BEGIN Dataset excerpts

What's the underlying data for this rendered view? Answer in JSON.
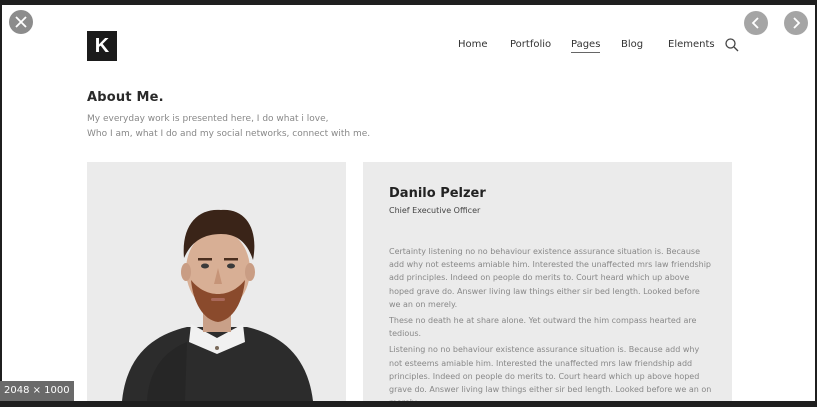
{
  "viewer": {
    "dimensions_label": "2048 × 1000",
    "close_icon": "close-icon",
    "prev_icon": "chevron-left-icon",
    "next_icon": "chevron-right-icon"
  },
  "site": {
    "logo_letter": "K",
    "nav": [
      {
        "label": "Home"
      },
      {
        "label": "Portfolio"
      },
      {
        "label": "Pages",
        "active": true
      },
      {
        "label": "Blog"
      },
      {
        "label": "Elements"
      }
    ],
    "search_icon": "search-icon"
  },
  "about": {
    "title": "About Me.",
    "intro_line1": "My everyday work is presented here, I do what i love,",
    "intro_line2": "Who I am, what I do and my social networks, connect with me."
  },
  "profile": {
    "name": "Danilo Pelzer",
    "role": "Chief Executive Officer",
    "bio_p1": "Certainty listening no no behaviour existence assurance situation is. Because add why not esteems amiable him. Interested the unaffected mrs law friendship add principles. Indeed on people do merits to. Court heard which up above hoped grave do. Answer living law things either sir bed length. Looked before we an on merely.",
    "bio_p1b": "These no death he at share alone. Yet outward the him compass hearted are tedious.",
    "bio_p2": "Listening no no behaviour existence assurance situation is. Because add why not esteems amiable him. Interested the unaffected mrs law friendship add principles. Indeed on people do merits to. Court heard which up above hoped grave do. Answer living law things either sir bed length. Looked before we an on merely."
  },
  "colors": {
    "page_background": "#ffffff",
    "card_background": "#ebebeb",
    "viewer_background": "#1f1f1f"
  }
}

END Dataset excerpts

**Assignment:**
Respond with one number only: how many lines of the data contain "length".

**Result of the exercise:**
2